A second Obica location has now opened in New York, bringing the global chain's high-end authentic mozzarella experience to a new level of global expansion.

NYC Flatiron's Obica Mozzarella Bar
NYC Flatiron's Obica Mozzarella Bar
Francesco Semprini

NEW YORK — When patrons come to the Flatiron District location of the Obicà Mozzarella Bar, they often say what a perfect spot it is, declares the company's U.S. manager Raimondo Boggia. With that, he welcomes us to the newest location of the Italian chain that has already conquered some of the world's key markets.

The company was founded in 2004 on the initiative of owner Silvio Ursini, and it has since grown to 20 restaurants in Rome, Florence, Milan, Tokyo, London, Los Angeles and New York. With the new Flatiron District location, Obicà now has two restaurants in the Big Apple.

It's just another Italian touch in an area full of boutiques and offices affiliated with the Bel Paese including the ginormous emporium that is Eataly.

"It was a shrewd choice, carefully thought through and studied," Boggia says. "We surveyed different areas, but we didn't want anything too fashionable. On one hand, there was the importance of making Obicà stand out among many others, but on the other to find where the right target audience were."

When he saw the location, Boggia imagined how it would look and knew right away that it was the right choice. The rest is history: an inspirational industrial environment, with visible pipelines, exposed red bricks and high-beamed ceilings, two counters, one bar and a restaurant.

The renovation and decor created by Labics Studio and architect Maria Claudia Clemente reflect the philosophy of the mozzarella bar, an elegant reception for each of the more than 150 seats, ideal for those who want to enjoy authentic food. The extensive menu is prepared by chef Enzo Banks. The cheese is imported from Italy, but it's not the only food on offer. There are also traditional antipasti, primi piatti (pastas), as well as main dishes, plus other mouthwatering innovations. And then there's the pizza.

Los Angeles-based Neapolitan chef Daniele Uditi is in charge of the pizza menu, and this "pizza alchemist" is somewhat of a celebrity at the Los Angeles branch. "The secret is the dough — 65% stone-ground flour and 35% whole wheat flour, leavened over 48 hours," he says. It's all in accordance with the Slow Food Movement: "good-clean-fair."

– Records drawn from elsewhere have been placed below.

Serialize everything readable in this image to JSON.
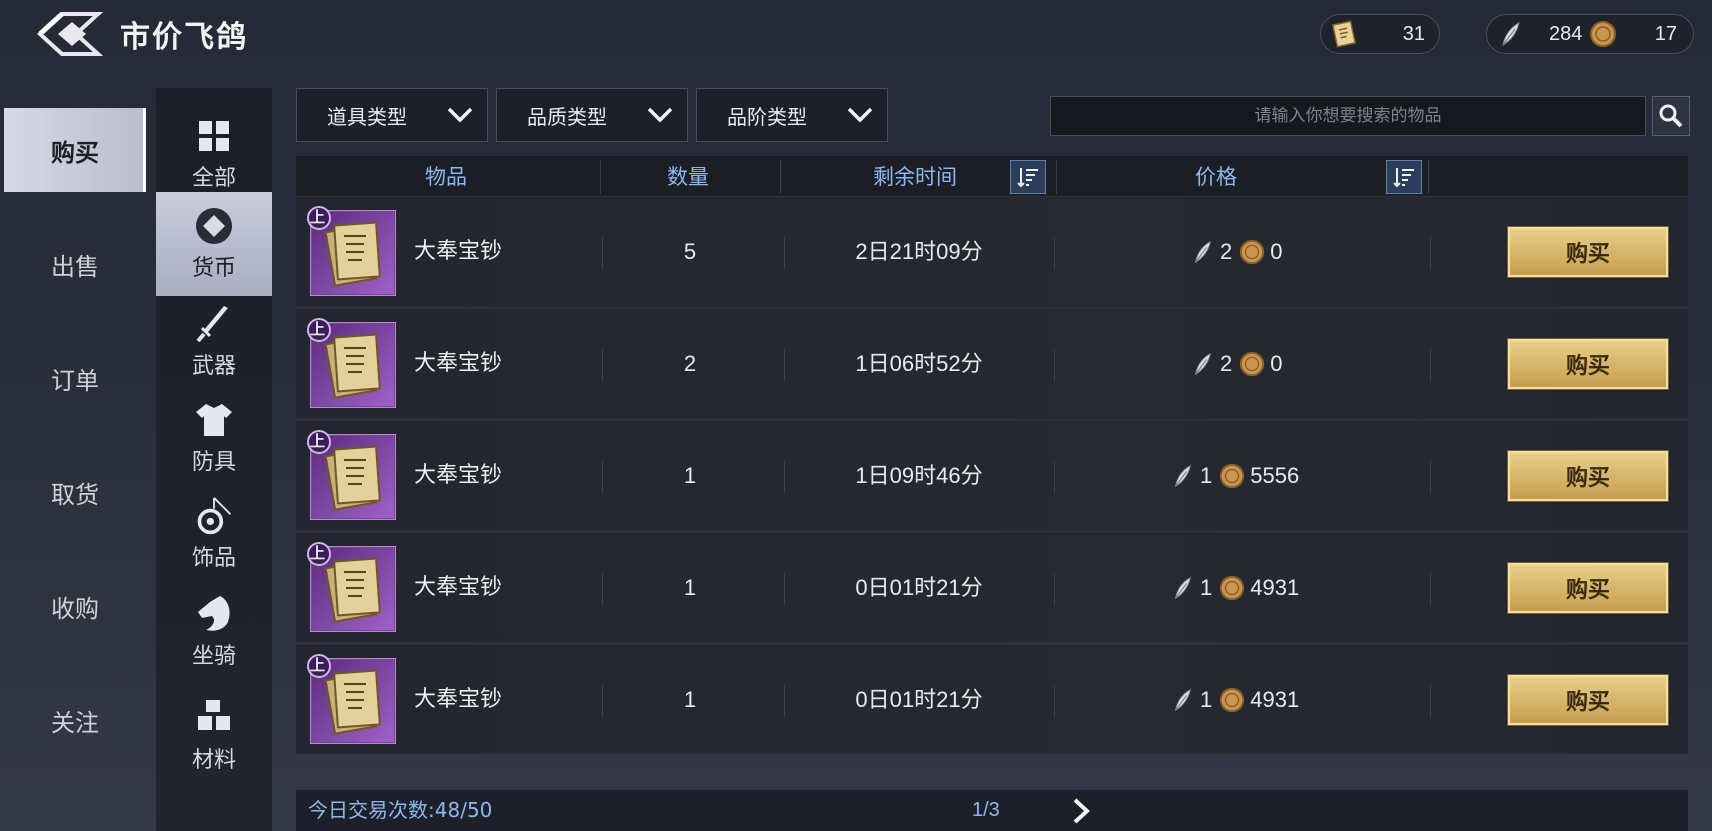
{
  "header": {
    "title": "市价飞鸽",
    "currency_a": "31",
    "currency_b": "284",
    "currency_c": "17"
  },
  "leftnav": [
    "购买",
    "出售",
    "订单",
    "取货",
    "收购",
    "关注"
  ],
  "categories": [
    "全部",
    "货币",
    "武器",
    "防具",
    "饰品",
    "坐骑",
    "材料"
  ],
  "filters": [
    "道具类型",
    "品质类型",
    "品阶类型"
  ],
  "search": {
    "placeholder": "请输入你想要搜索的物品"
  },
  "table_headers": {
    "item": "物品",
    "quantity": "数量",
    "time_left": "剩余时间",
    "price": "价格"
  },
  "rows": [
    {
      "badge": "上",
      "name": "大奉宝钞",
      "qty": "5",
      "time": "2日21时09分",
      "price_a": "2",
      "price_b": "0",
      "buy": "购买"
    },
    {
      "badge": "上",
      "name": "大奉宝钞",
      "qty": "2",
      "time": "1日06时52分",
      "price_a": "2",
      "price_b": "0",
      "buy": "购买"
    },
    {
      "badge": "上",
      "name": "大奉宝钞",
      "qty": "1",
      "time": "1日09时46分",
      "price_a": "1",
      "price_b": "5556",
      "buy": "购买"
    },
    {
      "badge": "上",
      "name": "大奉宝钞",
      "qty": "1",
      "time": "0日01时21分",
      "price_a": "1",
      "price_b": "4931",
      "buy": "购买"
    },
    {
      "badge": "上",
      "name": "大奉宝钞",
      "qty": "1",
      "time": "0日01时21分",
      "price_a": "1",
      "price_b": "4931",
      "buy": "购买"
    }
  ],
  "footer": {
    "trade_label": "今日交易次数:",
    "trade_count": "48/50",
    "page": "1/3"
  },
  "colors": {
    "accent_blue": "#8fb7ee",
    "buy_gold": "#d6b468",
    "item_purple": "#8a4fb0"
  },
  "icons": {
    "back": "back-arrow-icon",
    "currency_a": "scroll-icon",
    "currency_b": "feather-icon",
    "currency_c": "copper-coin-icon",
    "search": "search-icon",
    "sort": "sort-icon",
    "next": "chevron-right-icon"
  }
}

During Boggia's 10 years at the company, they have revamped their image to "reinforce the Italian-ness" — notably the change of spelling, from Obikà to Obicà, which, in Neapolitan dialect, means "here it is."

The Flatiron District is increasingly multifaceted, by day a hectic area of office workers and by night a worldly area with good taste. But, above all, it's becoming more and more Italian.

You've reached your limit of free articles.

To read the full story, start your free trial today.

Get unlimited access. Cancel anytime.

Exclusive coverage from the world's top sources, in English for the first time.

Insights from the widest range of perspectives, languages and countries.

FOCUS: Russia-Ukraine War

A Decisive Spring? How Ukraine Plans To Beat Back Putin's Coming Offensive

The next months will be decisive in the war between Moscow and Kyiv. From the forests of Polesia to Chernihiv and the Black Sea, Ukraine is looking to protect the areas that may soon be the theater of Moscow's announced offensive. Will this be the last Russian Spring?

Photo of three ​Ukrainian soldiers in trenches near Bakhmut, Ukraine

Ukrainian soldiers in trenches near Bakhmut, Ukraine

Anna Akage

Ukrainian forces are digging new fortifications and preparing battle plans along the entire frontline as spring, and a probable new Russian advance, nears.

But this may be the last spring for occupying Russian forces.

"Spring and early summer will be decisive in the war. If the great Russian offensive planned for this time fails, it will be the downfall of Russia and Putin," said Vadym Skibitsky, the deputy head of Ukrainian military intelligence.

Stay up-to-date with the latest on the Russia-Ukraine war, with our exclusive international coverage.

Sign up to our free daily newsletter.

Skinitysky added that Ukraine believes Russia is planning a new offensive in the spring or early summer. The Institute for the Study of War thinks that such an offensive is more likely to come from the occupied territories of Luhansk and Donetsk than from Belarus, as some have feared.

Still, the possibility of an attack by Belarus should not be dismissed entirely — all the more so because, in recent weeks, a flurry of MiG fighter jet activity in Belarusian airspace has prompted a number of air raid alarms throughout Ukraine.

Keep reading...Show less

You've reached your limit of free articles.

To read the full story, start your free trial today.

Get unlimited access. Cancel anytime.

Exclusive coverage from the world's top sources, in English for the first time.

Insights from the widest range of perspectives, languages and countries.

The latest